HOW TO COMPLETE THIS TASK
Identify, in the records below, every line where the string "channel" appears, and copy each such line.

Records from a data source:
──────

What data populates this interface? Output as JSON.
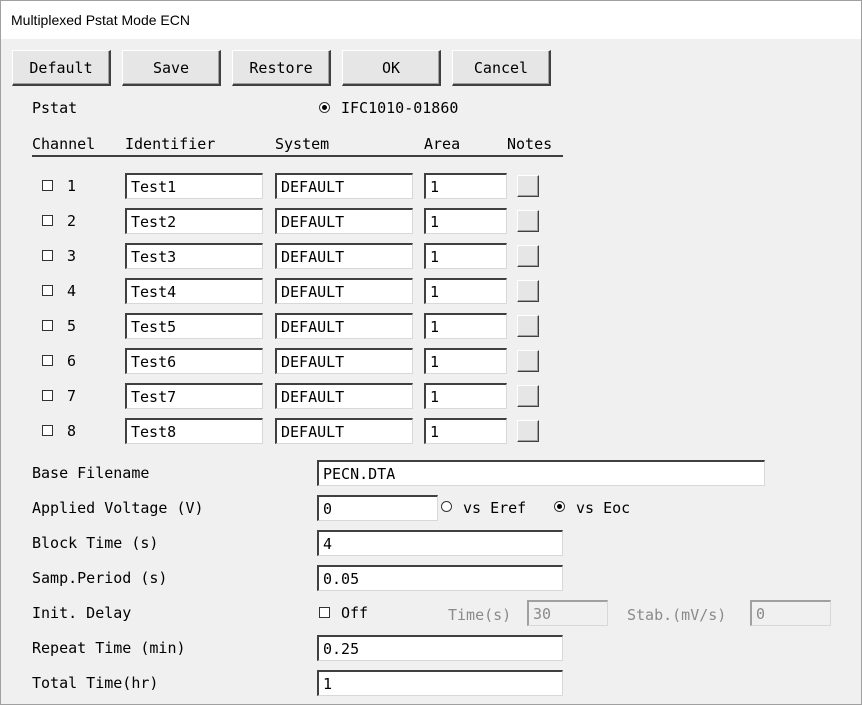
{
  "window": {
    "title": "Multiplexed Pstat Mode ECN"
  },
  "toolbar": {
    "default_label": "Default",
    "save_label": "Save",
    "restore_label": "Restore",
    "ok_label": "OK",
    "cancel_label": "Cancel"
  },
  "pstat": {
    "label": "Pstat",
    "option": "IFC1010-01860",
    "selected": true
  },
  "table": {
    "headers": {
      "channel": "Channel",
      "identifier": "Identifier",
      "system": "System",
      "area": "Area",
      "notes": "Notes"
    },
    "rows": [
      {
        "channel": "1",
        "identifier": "Test1",
        "system": "DEFAULT",
        "area": "1",
        "checked": false
      },
      {
        "channel": "2",
        "identifier": "Test2",
        "system": "DEFAULT",
        "area": "1",
        "checked": false
      },
      {
        "channel": "3",
        "identifier": "Test3",
        "system": "DEFAULT",
        "area": "1",
        "checked": false
      },
      {
        "channel": "4",
        "identifier": "Test4",
        "system": "DEFAULT",
        "area": "1",
        "checked": false
      },
      {
        "channel": "5",
        "identifier": "Test5",
        "system": "DEFAULT",
        "area": "1",
        "checked": false
      },
      {
        "channel": "6",
        "identifier": "Test6",
        "system": "DEFAULT",
        "area": "1",
        "checked": false
      },
      {
        "channel": "7",
        "identifier": "Test7",
        "system": "DEFAULT",
        "area": "1",
        "checked": false
      },
      {
        "channel": "8",
        "identifier": "Test8",
        "system": "DEFAULT",
        "area": "1",
        "checked": false
      }
    ]
  },
  "params": {
    "base_filename": {
      "label": "Base Filename",
      "value": "PECN.DTA"
    },
    "applied_voltage": {
      "label": "Applied Voltage (V)",
      "value": "0",
      "vs_eref": "vs Eref",
      "vs_eoc": "vs Eoc",
      "selected": "vs_eoc"
    },
    "block_time": {
      "label": "Block Time (s)",
      "value": "4"
    },
    "samp_period": {
      "label": "Samp.Period (s)",
      "value": "0.05"
    },
    "init_delay": {
      "label": "Init. Delay",
      "toggle_label": "Off",
      "checked": false,
      "time_label": "Time(s)",
      "time_value": "30",
      "stab_label": "Stab.(mV/s)",
      "stab_value": "0"
    },
    "repeat_time": {
      "label": "Repeat Time (min)",
      "value": "0.25"
    },
    "total_time": {
      "label": "Total Time(hr)",
      "value": "1"
    }
  }
}
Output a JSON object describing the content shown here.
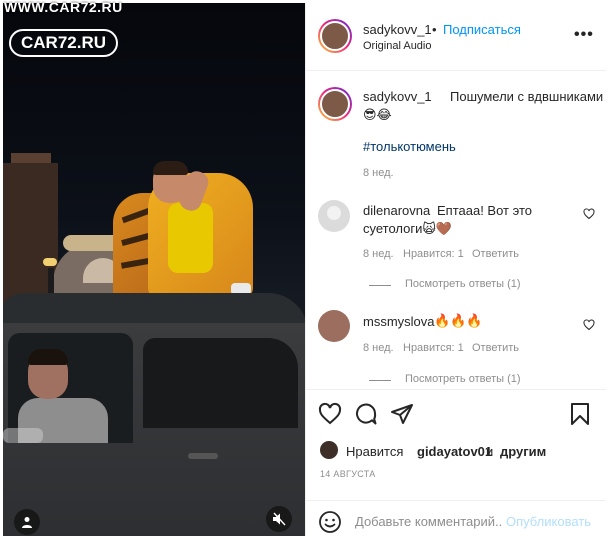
{
  "watermark": {
    "top_text": "WWW.CAR72.RU",
    "logo_text": "CAR72.RU"
  },
  "media": {
    "user_tags_icon": "person-icon",
    "mute_icon": "speaker-muted-icon"
  },
  "header": {
    "username": "sadykovv_1",
    "dot": "•",
    "follow_label": "Подписаться",
    "audio_label": "Original Audio",
    "more_icon": "more-dots-icon",
    "more_label": "•••"
  },
  "caption": {
    "username": "sadykovv_1",
    "text": "Пошумели с вдвшниками",
    "emoji": "😎😂",
    "hashtag": "#толькотюмень",
    "time": "8 нед."
  },
  "comments": [
    {
      "username": "dilenarovna",
      "text_line1": "Ептааа! Вот это",
      "text_line2": "суетологи🙀🤎",
      "time": "8 нед.",
      "likes": "Нравится: 1",
      "reply_label": "Ответить",
      "view_replies": "Посмотреть ответы (1)"
    },
    {
      "username": "mssmyslova",
      "text_line1": "🔥🔥🔥",
      "time": "8 нед.",
      "likes": "Нравится: 1",
      "reply_label": "Ответить",
      "view_replies": "Посмотреть ответы (1)"
    }
  ],
  "actions": {
    "like_icon": "heart-icon",
    "comment_icon": "comment-bubble-icon",
    "share_icon": "paper-plane-icon",
    "save_icon": "bookmark-icon"
  },
  "likes": {
    "prefix": "Нравится",
    "user": "gidayatov01",
    "connector": "и",
    "others": "другим"
  },
  "date": "14 АВГУСТА",
  "comment_box": {
    "placeholder": "Добавьте комментарий...",
    "publish_label": "Опубликовать",
    "emoji_icon": "smiley-icon"
  },
  "colors": {
    "accent": "#0095f6",
    "hashtag": "#00376b",
    "muted": "#8e8e8e",
    "publish_disabled": "#b2dffc"
  }
}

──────

OUTPUT OF THE EXERCISE
      "channel": "Channel",
        "channel": "1",
        "channel": "2",
        "channel": "3",
        "channel": "4",
        "channel": "5",
        "channel": "6",
        "channel": "7",
        "channel": "8",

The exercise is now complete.